**EXERCISE GOAL**
For each line below with the word "screenshot", write out a copy.

**DATA EXCERPTS**
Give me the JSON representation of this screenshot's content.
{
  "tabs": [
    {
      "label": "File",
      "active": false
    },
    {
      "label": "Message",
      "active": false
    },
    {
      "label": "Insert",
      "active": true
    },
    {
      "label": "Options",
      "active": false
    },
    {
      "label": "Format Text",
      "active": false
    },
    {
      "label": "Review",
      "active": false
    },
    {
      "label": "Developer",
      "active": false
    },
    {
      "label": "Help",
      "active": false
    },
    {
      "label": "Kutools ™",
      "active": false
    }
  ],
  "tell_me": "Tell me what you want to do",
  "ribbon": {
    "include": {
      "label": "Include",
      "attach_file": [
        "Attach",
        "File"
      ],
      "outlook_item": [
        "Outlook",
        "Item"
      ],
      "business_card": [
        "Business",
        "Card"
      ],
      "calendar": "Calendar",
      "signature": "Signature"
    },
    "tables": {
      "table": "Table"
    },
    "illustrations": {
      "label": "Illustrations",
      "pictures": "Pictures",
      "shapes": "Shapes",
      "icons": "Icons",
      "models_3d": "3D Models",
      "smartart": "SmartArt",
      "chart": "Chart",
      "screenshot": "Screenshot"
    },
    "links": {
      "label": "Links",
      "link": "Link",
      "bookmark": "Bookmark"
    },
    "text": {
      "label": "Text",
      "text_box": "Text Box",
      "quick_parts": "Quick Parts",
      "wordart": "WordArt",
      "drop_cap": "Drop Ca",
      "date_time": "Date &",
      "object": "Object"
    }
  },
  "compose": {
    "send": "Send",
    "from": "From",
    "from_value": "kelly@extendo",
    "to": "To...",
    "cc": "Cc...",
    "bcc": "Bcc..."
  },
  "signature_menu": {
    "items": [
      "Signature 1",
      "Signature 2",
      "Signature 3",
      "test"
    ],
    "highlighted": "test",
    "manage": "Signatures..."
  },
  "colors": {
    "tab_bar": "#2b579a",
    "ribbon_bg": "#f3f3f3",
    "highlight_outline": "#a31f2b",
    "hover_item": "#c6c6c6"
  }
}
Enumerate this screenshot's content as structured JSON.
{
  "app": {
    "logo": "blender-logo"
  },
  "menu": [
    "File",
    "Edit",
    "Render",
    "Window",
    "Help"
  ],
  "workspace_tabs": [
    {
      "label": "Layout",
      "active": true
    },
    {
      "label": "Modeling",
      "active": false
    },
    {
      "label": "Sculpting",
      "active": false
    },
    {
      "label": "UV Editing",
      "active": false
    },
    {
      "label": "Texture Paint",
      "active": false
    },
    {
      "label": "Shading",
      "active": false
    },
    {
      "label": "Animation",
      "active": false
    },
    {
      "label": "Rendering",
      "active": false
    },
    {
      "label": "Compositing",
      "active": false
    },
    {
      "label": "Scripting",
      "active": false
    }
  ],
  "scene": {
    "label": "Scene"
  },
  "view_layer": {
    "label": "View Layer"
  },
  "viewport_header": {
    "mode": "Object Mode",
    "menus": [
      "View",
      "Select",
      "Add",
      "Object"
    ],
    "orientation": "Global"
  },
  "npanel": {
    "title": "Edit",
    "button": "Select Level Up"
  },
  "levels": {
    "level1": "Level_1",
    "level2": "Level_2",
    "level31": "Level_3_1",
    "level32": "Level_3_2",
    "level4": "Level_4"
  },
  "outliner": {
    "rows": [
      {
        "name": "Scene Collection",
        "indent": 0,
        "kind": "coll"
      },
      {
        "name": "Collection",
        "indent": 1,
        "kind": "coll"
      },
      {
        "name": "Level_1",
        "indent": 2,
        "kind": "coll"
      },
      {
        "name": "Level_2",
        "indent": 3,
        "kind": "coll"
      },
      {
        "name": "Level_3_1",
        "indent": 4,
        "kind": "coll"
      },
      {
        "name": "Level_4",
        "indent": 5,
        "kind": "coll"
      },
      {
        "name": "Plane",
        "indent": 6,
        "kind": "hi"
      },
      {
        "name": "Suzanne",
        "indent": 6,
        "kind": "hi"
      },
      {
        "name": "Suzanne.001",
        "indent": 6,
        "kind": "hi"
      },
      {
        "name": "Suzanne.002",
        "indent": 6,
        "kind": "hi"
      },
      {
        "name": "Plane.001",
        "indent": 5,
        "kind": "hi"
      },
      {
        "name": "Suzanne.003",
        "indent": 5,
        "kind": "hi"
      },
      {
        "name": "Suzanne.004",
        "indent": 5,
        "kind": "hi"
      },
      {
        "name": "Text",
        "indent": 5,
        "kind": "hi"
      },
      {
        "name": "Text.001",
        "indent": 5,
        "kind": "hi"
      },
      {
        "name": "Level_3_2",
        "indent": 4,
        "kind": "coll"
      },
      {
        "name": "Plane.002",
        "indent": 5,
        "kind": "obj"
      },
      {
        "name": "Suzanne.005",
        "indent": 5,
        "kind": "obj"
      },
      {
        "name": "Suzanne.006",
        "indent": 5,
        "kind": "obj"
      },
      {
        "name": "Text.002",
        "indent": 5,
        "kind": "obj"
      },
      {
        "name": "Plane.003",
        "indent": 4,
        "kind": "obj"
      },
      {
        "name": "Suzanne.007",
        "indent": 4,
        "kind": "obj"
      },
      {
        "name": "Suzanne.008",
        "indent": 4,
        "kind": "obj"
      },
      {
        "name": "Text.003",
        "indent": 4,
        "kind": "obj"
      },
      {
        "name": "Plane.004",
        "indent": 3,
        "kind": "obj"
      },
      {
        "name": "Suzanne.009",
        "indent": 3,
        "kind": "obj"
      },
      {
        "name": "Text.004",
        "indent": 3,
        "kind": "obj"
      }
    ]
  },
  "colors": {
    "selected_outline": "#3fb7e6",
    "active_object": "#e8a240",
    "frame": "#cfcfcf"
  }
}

**THE ANSWER**
Give me the JSON representation of this screenshot's content.
      "screenshot": "Screenshot"
Enumerate this screenshot's content as structured JSON.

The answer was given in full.